What if we are capable of more, but our low expectations or limiting models of leadership hold us back? Over the past couple of years we have used an Investment Framework tool to understand the types of results or changes that leadership programs hope to achieve. We recently asked a group of funders to identify the results they were targeting (e.g. more financially sustainable organizations, an increased level of personal confidence) and place them in the matrix. Most of their answers fall under the following categories: individual and organization levels – the upper left hand corner of the matrix:
This tool was first developed by GEO and later adapted by Claire Reinelt, LLC Director of Research and Evaluation, and Grady McGonagill, McGonagill Associates. You can learn more about how to use this tool here.
The thinking is that working with individuals and organizations will ultimately result in changes in a given community. But, what could happen if we focus more of our work on the right hand side of the matrix?
We have been excited to see more and more leadership theory research that attempts to fill that gap. These newer theories focus on understanding leadership as a collective process that produces results at the systems, community and field levels. Many of these theories propose that collective action needs to focus on results. Here are some of these theories and examples of types of results being targeted by leadership programs that are using them:
- Theory of Aligned Contributions (Pillsbury 2009): Leaders are more likely to achieve changes at the population level if they involve people from different sectors and take aligned actions to accomplish measurable results. The result needs to be urgent, measurable, and clear. The group must be willing to be publicly accountable for the result. For example, the Annie E. Casey Leadership in Action Program targeted (and achieved) a population level result – an increase in the number of children entering school prepared to learn in the city of Baltimore, MD.
- The Collaborative Leadership Theory by David Chrislip and Carl Larson: A diverse group of people can solve pressing problems if the individuals in the group have appropriate information and are brought together in constructive ways. According to this theory, collaboration is defined as a mutually beneficial relationship between two or more parties who work toward common goals by sharing responsibility, authority and accountability for achieving results. The Kansas Health Foundation is using this theory to change civic culture at the community level.
- The Theory U developed by Otto Scharmer: We need a more collective leadership model to creatively solve problems. This model suggests that we should observe the present with a new openness, sense the future and actively learn by prototyping. Results are based on the ability to adapt prototypes to create breakthrough changes on significant social problems like: sustainable food systems in Brazil or HIV/AIDs in Washington DC.
These examples raise some interesting questions about results:
- Are we only targeting results that we know we can measure?
- Do our current methods of measuring results keep us from targeting larger scale results that we do not know how to assess? How might this limit our potential impact?
- What kinds of evaluation approaches can help us to measure different kinds of changes in communities, systems and fields of practice?

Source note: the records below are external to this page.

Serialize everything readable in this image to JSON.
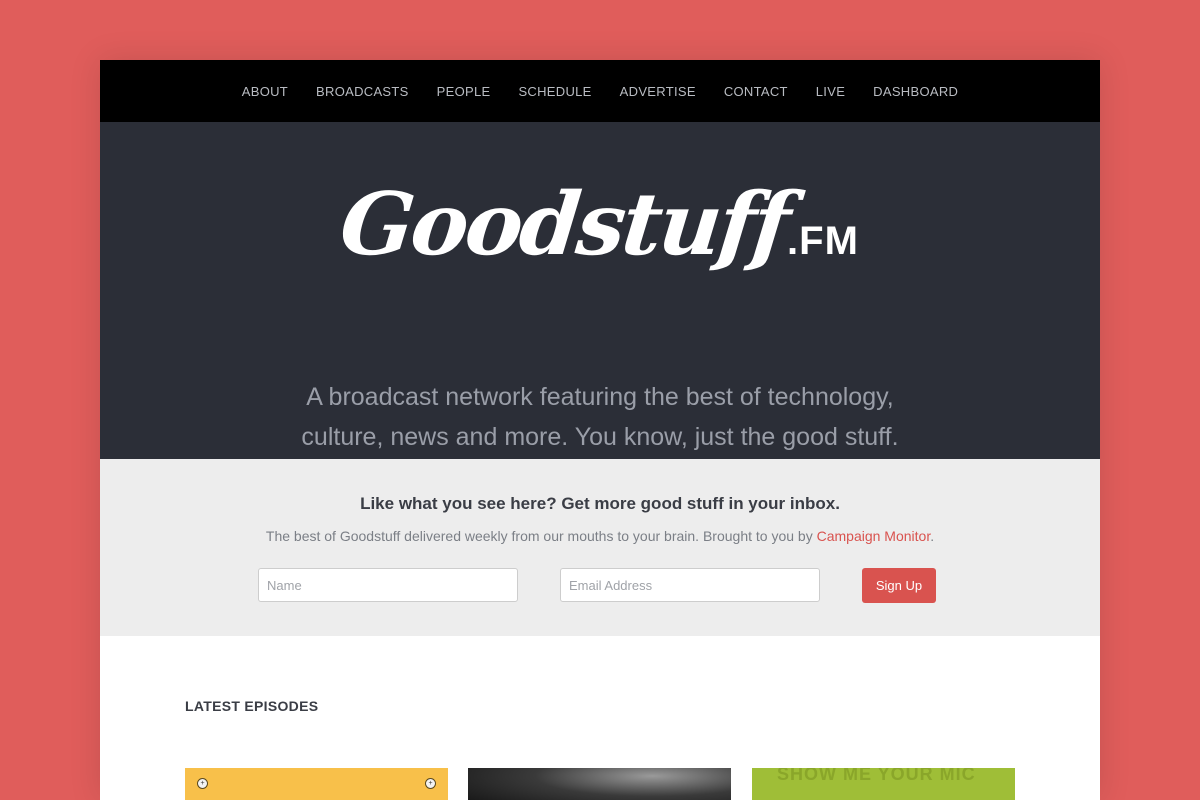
{
  "nav": {
    "items": [
      "ABOUT",
      "BROADCASTS",
      "PEOPLE",
      "SCHEDULE",
      "ADVERTISE",
      "CONTACT",
      "LIVE",
      "DASHBOARD"
    ]
  },
  "hero": {
    "logo_script": "Goodstuff",
    "logo_suffix": ".FM",
    "tagline": "A broadcast network featuring the best of technology, culture, news and more. You know, just the good stuff."
  },
  "newsletter": {
    "title": "Like what you see here? Get more good stuff in your inbox.",
    "description": "The best of Goodstuff delivered weekly from our mouths to your brain. Brought to you by ",
    "link_text": "Campaign Monitor",
    "description_end": ".",
    "name_placeholder": "Name",
    "email_placeholder": "Email Address",
    "signup_label": "Sign Up"
  },
  "episodes": {
    "heading": "LATEST EPISODES",
    "card3_text": "SHOW ME YOUR MIC"
  },
  "colors": {
    "background": "#e05d5b",
    "nav": "#000000",
    "hero": "#2b2e37",
    "newsletter": "#ededed",
    "accent": "#d9534f"
  }
}
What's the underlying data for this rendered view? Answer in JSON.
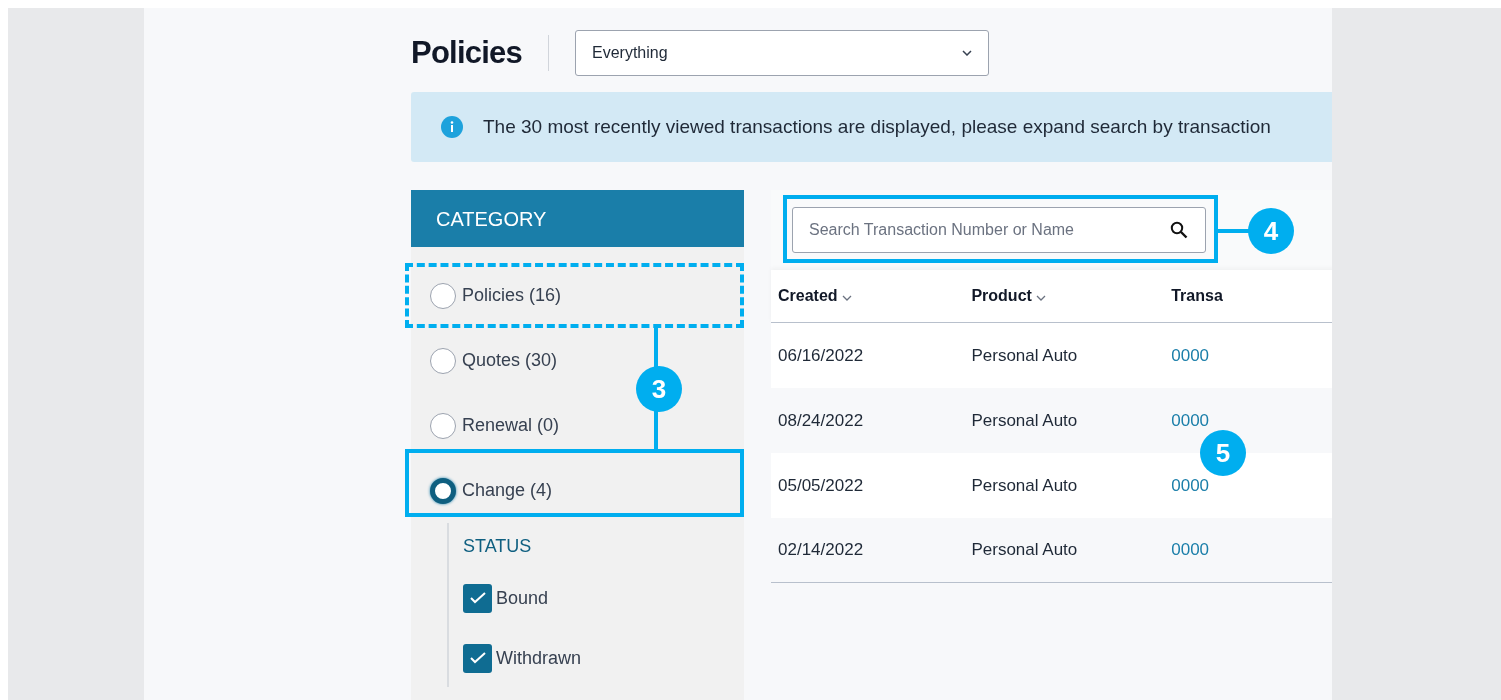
{
  "page": {
    "title": "Policies",
    "filter": {
      "value": "Everything"
    }
  },
  "banner": {
    "text": "The 30 most recently viewed transactions are displayed, please expand search by transaction"
  },
  "sidebar": {
    "header": "CATEGORY",
    "categories": [
      {
        "label": "Policies (16)",
        "selected": false
      },
      {
        "label": "Quotes (30)",
        "selected": false
      },
      {
        "label": "Renewal (0)",
        "selected": false
      },
      {
        "label": "Change (4)",
        "selected": true
      }
    ],
    "status": {
      "title": "STATUS",
      "options": [
        {
          "label": "Bound",
          "checked": true
        },
        {
          "label": "Withdrawn",
          "checked": true
        }
      ]
    }
  },
  "search": {
    "placeholder": "Search Transaction Number or Name"
  },
  "table": {
    "columns": [
      {
        "label": "Created",
        "sortable": true
      },
      {
        "label": "Product",
        "sortable": true
      },
      {
        "label": "Transa",
        "sortable": false
      }
    ],
    "rows": [
      [
        "06/16/2022",
        "Personal Auto",
        "0000"
      ],
      [
        "08/24/2022",
        "Personal Auto",
        "0000"
      ],
      [
        "05/05/2022",
        "Personal Auto",
        "0000"
      ],
      [
        "02/14/2022",
        "Personal Auto",
        "0000"
      ]
    ]
  },
  "callouts": [
    {
      "number": "3",
      "kind": "bracket"
    },
    {
      "number": "4",
      "kind": "box"
    },
    {
      "number": "5",
      "kind": "badge"
    }
  ]
}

At LLC, we decided to ask each member of the team to write down the two most important results we hope to achieve and place them in the matrix. Thankfully, there was a strong alignment among the results, (whew):
- System Level Result: To give voice to a more inclusive, networked and collective leadership mindset. To provide concrete tools and research to help leadership practitioners adopt this new mindset.
- Field/Sector Level Result: To model and promote new ways of learning, connecting, and collaborating to achieve greater impact in the social sector.
In an upcoming article we will discuss LLC’s ideas for evaluating our results. We will also share what we are learning about how others are assessing their success at the community level. Please share your stories with us.